Russian Propaganda

Boris Mikhailov 

Men’s talk, 2011

First Day of School.  10 Years Ago.

"Mister Ali, can I have some water?"

"What can of mister I am to you?" answered the masked man. "I am a terrorist. I am here to kill you."

Zarina Albegoeva, 11.

(Beslan, Russia)

War, what is it good for?

Svetlana Loboda

—Ya Zabudu Tebya

Я забуду тебя, на рассвет уходя, тихо плачет небо, в сердце больше нет, огняЗабуду я тебя, забуду навсегда.

Если не сумеешь, я помогу.

Если не сумеешь, я помогу.

Rus Force

Наше лето

Ксения Юркова/Пенза

The Mari people are a Finno-Ugric ethnic group living in Russia.  According to a recent census, they number just under 700,000.  Almost half of all Maris live in the state of Mari-El  which is located in the eastern part of the East European Plain of Russia, along the Volga River.However, a large group, about 30,000, live far from Mari-El’s capital city of Yoshkar-Ola, in the south of Sverdlovsk.  Their ancestors began migrating to the Urals during the reign of Ivan the Terrible, to avoid Christianization.
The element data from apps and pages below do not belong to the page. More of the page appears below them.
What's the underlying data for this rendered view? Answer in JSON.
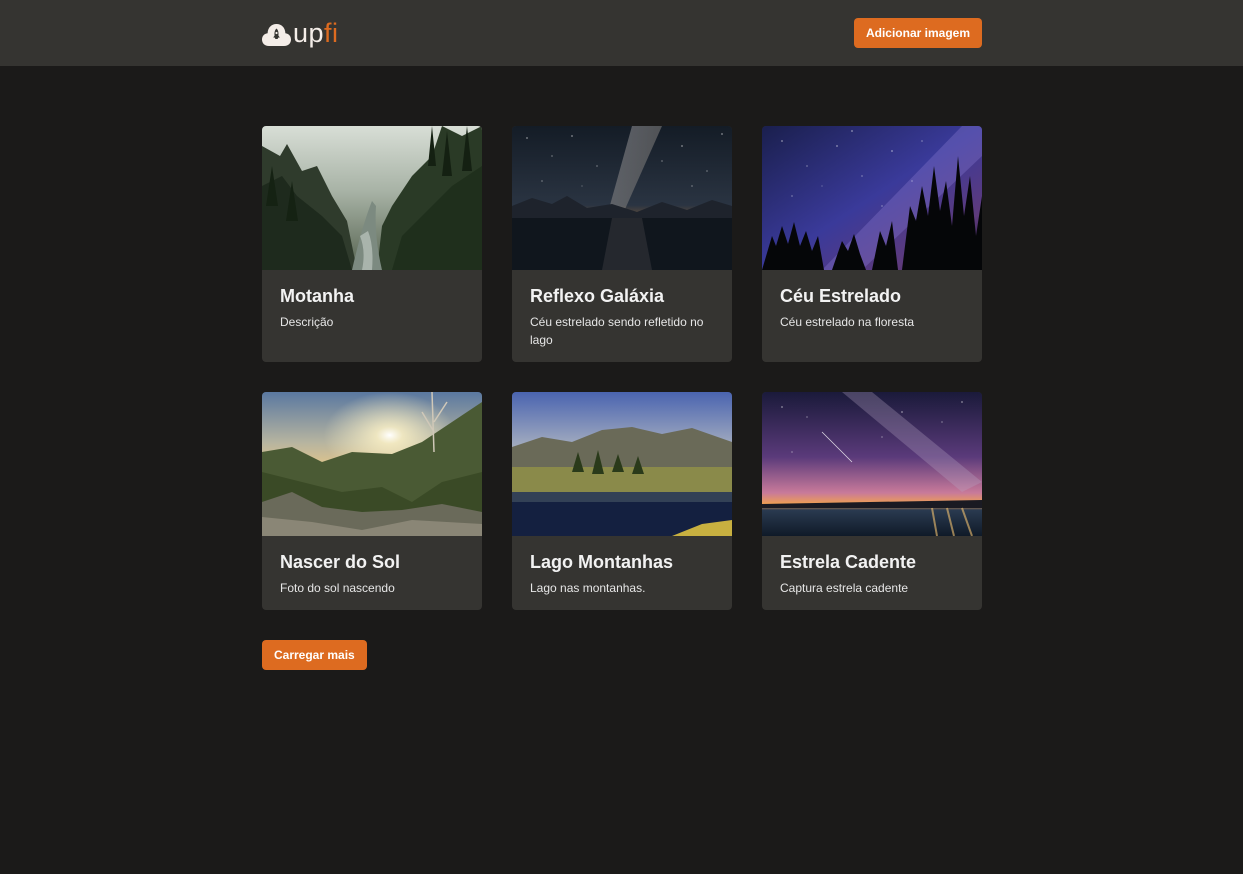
{
  "header": {
    "logo_up": "up",
    "logo_fi": "fi",
    "add_button_label": "Adicionar imagem"
  },
  "cards": [
    {
      "title": "Motanha",
      "description": "Descrição",
      "image": "misty-forest-valley"
    },
    {
      "title": "Reflexo Galáxia",
      "description": "Céu estrelado sendo refletido no lago",
      "image": "milky-way-lake-reflection"
    },
    {
      "title": "Céu Estrelado",
      "description": "Céu estrelado na floresta",
      "image": "starry-sky-forest"
    },
    {
      "title": "Nascer do Sol",
      "description": "Foto do sol nascendo",
      "image": "sunrise-mountains"
    },
    {
      "title": "Lago Montanhas",
      "description": "Lago nas montanhas.",
      "image": "mountain-lake"
    },
    {
      "title": "Estrela Cadente",
      "description": "Captura estrela cadente",
      "image": "shooting-star-coast"
    }
  ],
  "load_more_label": "Carregar mais",
  "colors": {
    "background": "#1b1a19",
    "header": "#353431",
    "card": "#353431",
    "accent": "#dd6b20"
  }
}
Today, after centuries of pressure from Christianity, and also from socialism, these Mari are discovering a new way of living: back to basics, in the wake of a powerful outflow of young people to the cities.